But equally strong dark influences are at work around Poirot in these films, with Suchet masterful at getting across the innate sadness of the character with just the barest, most subtle of facial expressions. While one always wonders if Suchet's Poirot, in his expressions of empathy towards potential suspects, is performing as the literary Poirot does in such circumstances (i.e.; play-acting or outright lying to get all information available about the mystery), the displays of personal regret in his dealings with people are clearly sincere. There's an arresting moment in The Hollow, following the discovery of the killer, who is also dead, where one of the previous suspects, a beautiful, young girl, asks Poirot what to do about the body. And Poirot, sadly taking in this lovely woman, mournfully intones, "Go, my child. Your place is with the living. I will remain here with the dead," as he watches her leave the scene. Poirot, by his looks, by his demeanor, and by his curse in life (his genius in seeing people for what they truly are, in all their ugliness), is set upon a course in life that will never include this beautiful, alive creature. In The Mystery of the Blue Train, as Poirot comes to delight in the education of a newly-wealthy young woman who has accepted his offer of acting as her avuncular, his disappointment and regret in the end when he realizes that she no longer wishes to travel with him, is heartbreaking as essayed by Suchet. He's served her purpose while she was fragile and learning, and now it's time to move on - which obviously hurts Poirot deeply. These and other small, painful moments register just as strongly as the openly comical ones for Suchet, giving the Poirot character a depth of feeling and emotion that builds on each subsequent outing - performances which rightfully eclipse the previous "definitive" rendition of the character by Albert Finney.

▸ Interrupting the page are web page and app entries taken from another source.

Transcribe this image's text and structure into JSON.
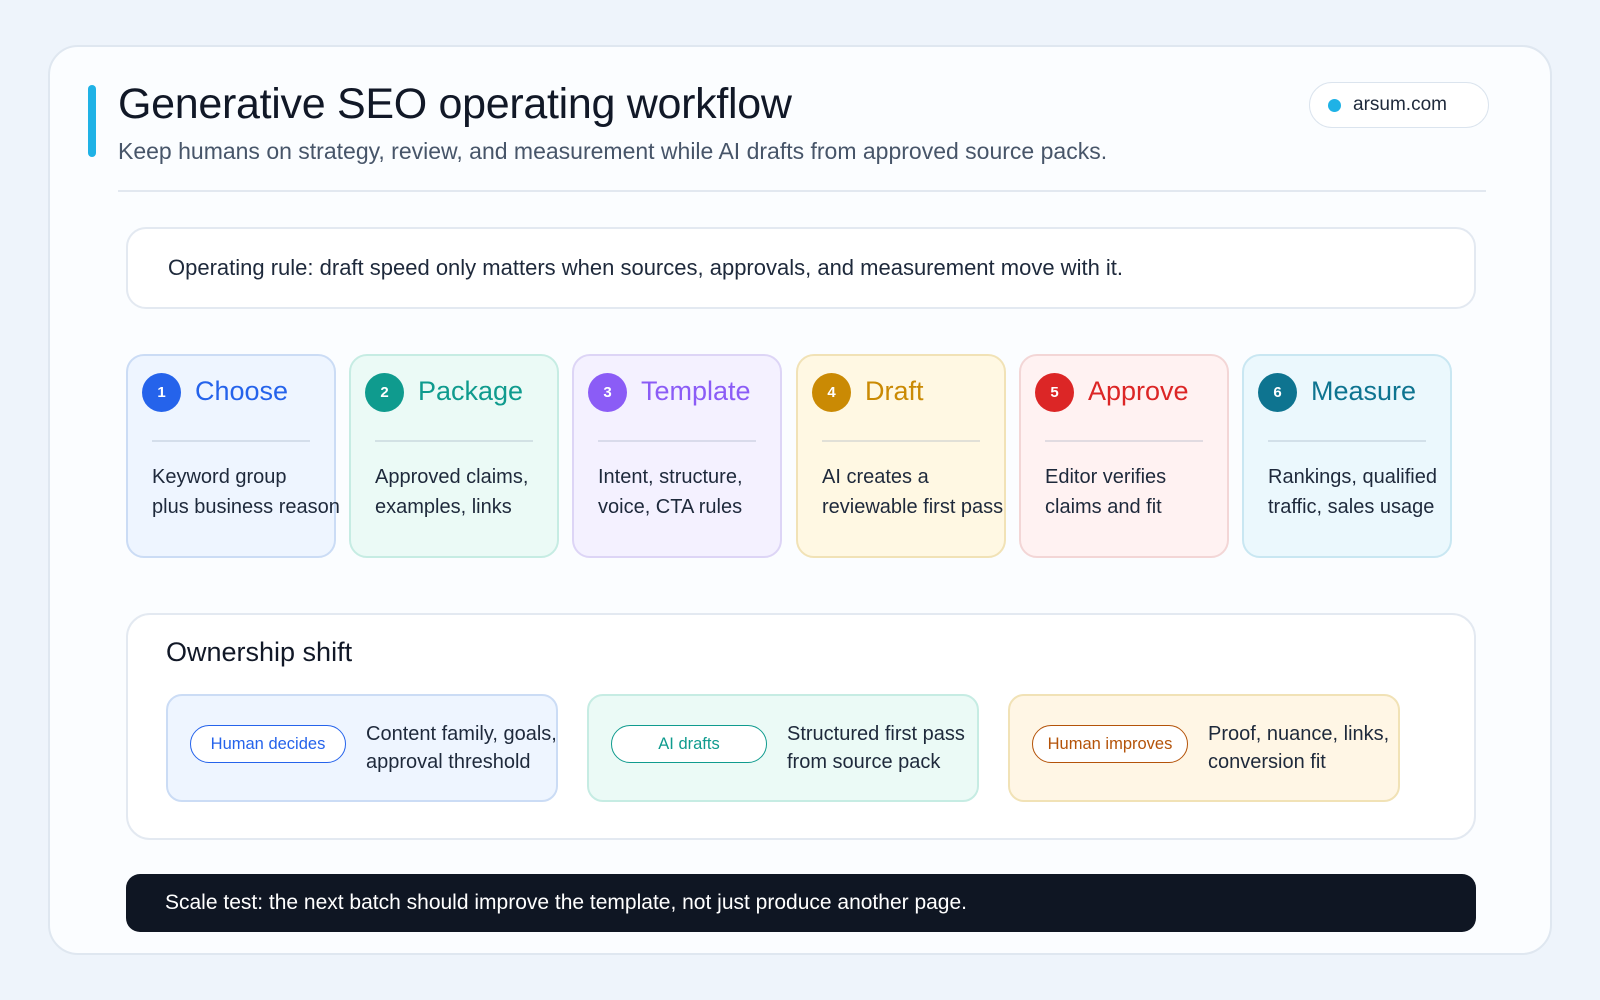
{
  "header": {
    "title": "Generative SEO operating workflow",
    "subtitle": "Keep humans on strategy, review, and measurement while AI drafts from approved source packs.",
    "domain_label": "arsum.com",
    "accent_color": "#1fb2e6"
  },
  "operating_rule": "Operating rule: draft speed only matters when sources, approvals, and measurement move with it.",
  "steps": [
    {
      "number": "1",
      "title": "Choose",
      "description": "Keyword group\nplus business reason",
      "color": "#2563eb",
      "bg": "#eef5ff",
      "border": "#cbdcf5"
    },
    {
      "number": "2",
      "title": "Package",
      "description": "Approved claims,\nexamples, links",
      "color": "#0f9b8e",
      "bg": "#ebfaf6",
      "border": "#c6ece3"
    },
    {
      "number": "3",
      "title": "Template",
      "description": "Intent, structure,\nvoice, CTA rules",
      "color": "#8b5cf6",
      "bg": "#f4f1ff",
      "border": "#ddd5f6"
    },
    {
      "number": "4",
      "title": "Draft",
      "description": "AI creates a\nreviewable first pass",
      "color": "#ca8a04",
      "bg": "#fff8e3",
      "border": "#f1e2b6"
    },
    {
      "number": "5",
      "title": "Approve",
      "description": "Editor verifies\nclaims and fit",
      "color": "#dc2626",
      "bg": "#fff2f2",
      "border": "#f3d6d6"
    },
    {
      "number": "6",
      "title": "Measure",
      "description": "Rankings, qualified\ntraffic, sales usage",
      "color": "#0e7490",
      "bg": "#ebf8fd",
      "border": "#c9e7f2"
    }
  ],
  "ownership": {
    "title": "Ownership shift",
    "items": [
      {
        "badge": "Human decides",
        "text": "Content family, goals,\napproval threshold",
        "color": "#2563eb",
        "bg": "#eef5ff",
        "border": "#cbdcf5"
      },
      {
        "badge": "AI drafts",
        "text": "Structured first pass\nfrom source pack",
        "color": "#0f9b8e",
        "bg": "#ebfaf6",
        "border": "#c6ece3"
      },
      {
        "badge": "Human improves",
        "text": "Proof, nuance, links,\nconversion fit",
        "color": "#b45309",
        "bg": "#fff6e5",
        "border": "#f1e2b6"
      }
    ]
  },
  "scale_test": "Scale test: the next batch should improve the template, not just produce another page."
}
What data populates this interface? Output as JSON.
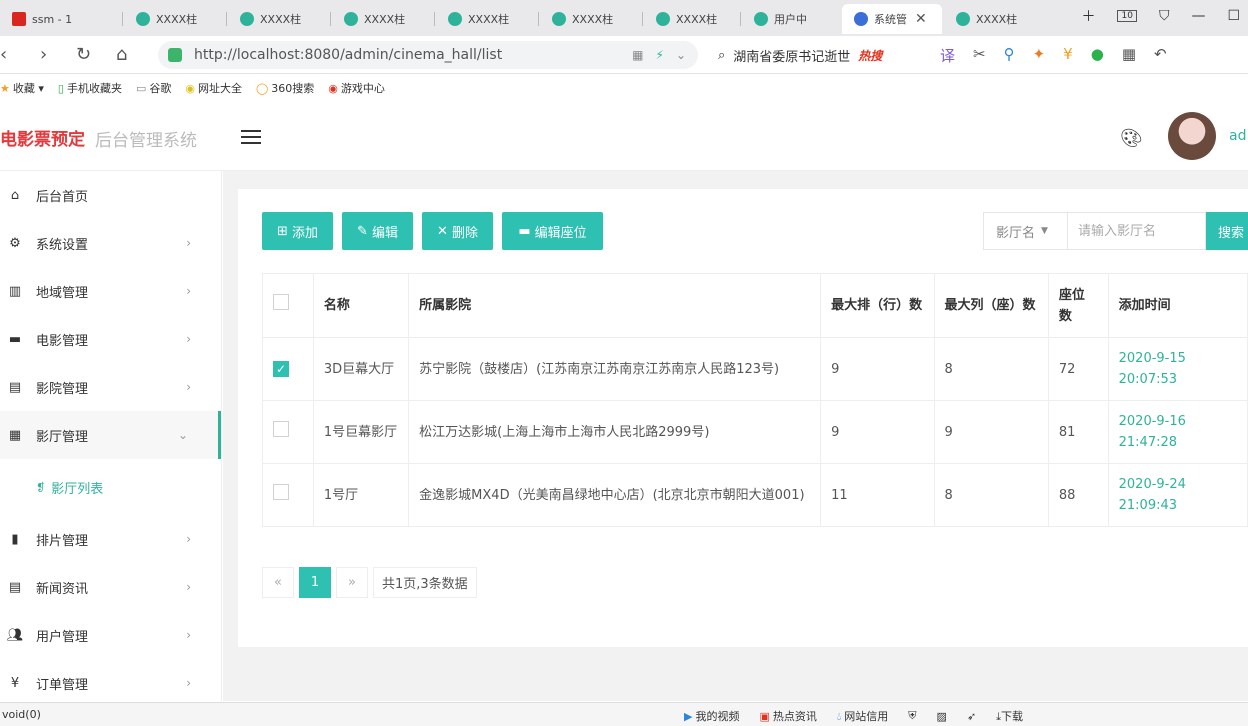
{
  "browser": {
    "tabs": [
      {
        "label": "ssm - 1",
        "active": false
      },
      {
        "label": "XXXX柱",
        "active": false
      },
      {
        "label": "XXXX柱",
        "active": false
      },
      {
        "label": "XXXX柱",
        "active": false
      },
      {
        "label": "XXXX柱",
        "active": false
      },
      {
        "label": "XXXX柱",
        "active": false
      },
      {
        "label": "XXXX柱",
        "active": false
      },
      {
        "label": "用户中",
        "active": false
      },
      {
        "label": "系统管",
        "active": true
      },
      {
        "label": "XXXX柱",
        "active": false
      }
    ],
    "tab_count": "10",
    "url": "http://localhost:8080/admin/cinema_hall/list",
    "search_hint": "湖南省委原书记逝世",
    "search_hot": "热搜",
    "bookmarks": [
      "收藏",
      "手机收藏夹",
      "谷歌",
      "网址大全",
      "360搜索",
      "游戏中心"
    ]
  },
  "app": {
    "brand": "电影票预定",
    "brand_sub": "后台管理系统",
    "username": "ad"
  },
  "sidebar": {
    "items": [
      {
        "label": "后台首页",
        "icon": "home-icon"
      },
      {
        "label": "系统设置",
        "icon": "gear-icon"
      },
      {
        "label": "地域管理",
        "icon": "map-icon"
      },
      {
        "label": "电影管理",
        "icon": "film-icon"
      },
      {
        "label": "影院管理",
        "icon": "cinema-icon"
      },
      {
        "label": "影厅管理",
        "icon": "hall-icon"
      },
      {
        "label": "排片管理",
        "icon": "schedule-icon"
      },
      {
        "label": "新闻资讯",
        "icon": "news-icon"
      },
      {
        "label": "用户管理",
        "icon": "users-icon"
      },
      {
        "label": "订单管理",
        "icon": "yen-icon"
      }
    ],
    "sub_item": "影厅列表"
  },
  "toolbar": {
    "add": "添加",
    "edit": "编辑",
    "delete": "删除",
    "edit_seats": "编辑座位",
    "filter_field": "影厅名",
    "filter_placeholder": "请输入影厅名",
    "search": "搜索"
  },
  "table": {
    "headers": [
      "名称",
      "所属影院",
      "最大排（行）数",
      "最大列（座）数",
      "座位数",
      "添加时间"
    ],
    "rows": [
      {
        "checked": true,
        "name": "3D巨幕大厅",
        "cinema": "苏宁影院（鼓楼店）(江苏南京江苏南京江苏南京人民路123号)",
        "max_rows": "9",
        "max_cols": "8",
        "seats": "72",
        "time": "2020-9-15 20:07:53"
      },
      {
        "checked": false,
        "name": "1号巨幕影厅",
        "cinema": "松江万达影城(上海上海市上海市人民北路2999号)",
        "max_rows": "9",
        "max_cols": "9",
        "seats": "81",
        "time": "2020-9-16 21:47:28"
      },
      {
        "checked": false,
        "name": "1号厅",
        "cinema": "金逸影城MX4D（光美南昌绿地中心店）(北京北京市朝阳大道001)",
        "max_rows": "11",
        "max_cols": "8",
        "seats": "88",
        "time": "2020-9-24 21:09:43"
      }
    ]
  },
  "pager": {
    "prev": "«",
    "current": "1",
    "next": "»",
    "info": "共1页,3条数据"
  },
  "statusbar": {
    "left": "void(0)",
    "items": [
      "我的视频",
      "热点资讯",
      "网站信用",
      "下载"
    ]
  }
}
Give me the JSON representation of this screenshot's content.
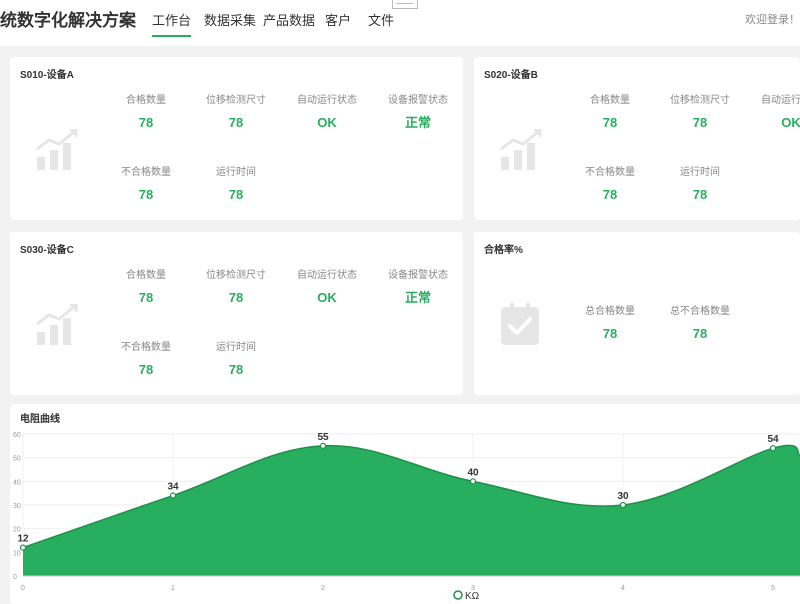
{
  "header": {
    "app_title": "统数字化解决方案",
    "nav": [
      {
        "label": "工作台",
        "active": true
      },
      {
        "label": "数据采集",
        "active": false
      },
      {
        "label": "产品数据",
        "active": false
      },
      {
        "label": "客户",
        "active": false
      },
      {
        "label": "文件",
        "active": false
      }
    ],
    "welcome": "欢迎登录！"
  },
  "devices": [
    {
      "title": "S010-设备A",
      "icon": "trend-bar-chart-icon",
      "metrics": [
        {
          "label": "合格数量",
          "value": "78"
        },
        {
          "label": "位移检测尺寸",
          "value": "78"
        },
        {
          "label": "自动运行状态",
          "value": "OK"
        },
        {
          "label": "设备报警状态",
          "value": "正常"
        },
        {
          "label": "不合格数量",
          "value": "78"
        },
        {
          "label": "运行时间",
          "value": "78"
        }
      ]
    },
    {
      "title": "S020-设备B",
      "icon": "trend-bar-chart-icon",
      "metrics": [
        {
          "label": "合格数量",
          "value": "78"
        },
        {
          "label": "位移检测尺寸",
          "value": "78"
        },
        {
          "label": "自动运行状态",
          "value": "OK"
        },
        {
          "label": "不合格数量",
          "value": "78"
        },
        {
          "label": "运行时间",
          "value": "78"
        }
      ]
    },
    {
      "title": "S030-设备C",
      "icon": "trend-bar-chart-icon",
      "metrics": [
        {
          "label": "合格数量",
          "value": "78"
        },
        {
          "label": "位移检测尺寸",
          "value": "78"
        },
        {
          "label": "自动运行状态",
          "value": "OK"
        },
        {
          "label": "设备报警状态",
          "value": "正常"
        },
        {
          "label": "不合格数量",
          "value": "78"
        },
        {
          "label": "运行时间",
          "value": "78"
        }
      ]
    }
  ],
  "pass_rate": {
    "title": "合格率%",
    "icon": "calendar-check-icon",
    "metrics": [
      {
        "label": "总合格数量",
        "value": "78"
      },
      {
        "label": "总不合格数量",
        "value": "78"
      }
    ]
  },
  "colors": {
    "accent": "#27ae5f",
    "area_fill": "#27ae5f",
    "line": "#1e8f4a",
    "icon_grey": "#e6e6e6"
  },
  "chart_data": {
    "type": "area",
    "title": "电阻曲线",
    "x": [
      0,
      1,
      2,
      3,
      4,
      5
    ],
    "series": [
      {
        "name": "KΩ",
        "values": [
          12,
          34,
          55,
          40,
          30,
          54
        ]
      }
    ],
    "ylim": [
      0,
      60
    ],
    "yticks": [
      0,
      10,
      20,
      30,
      40,
      50,
      60
    ],
    "xticks": [
      "0",
      "1",
      "2",
      "3",
      "4",
      "5"
    ],
    "grid": true,
    "legend": "bottom-center",
    "smooth": true
  }
}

The Murder of Roger Ackroyd
Lord Edgware Dies
Murder in Mesopotamia
Evil Under the Sun
Death on the Nile
Five Little Pigs
The Mystery of the Blue Train
Taken at the Flood
After the Funeral
Cards on the Table
Paul Mavis is an internationally published film and television historian, a member of the Online Film Critics Society, and the author of The Espionage Filmography.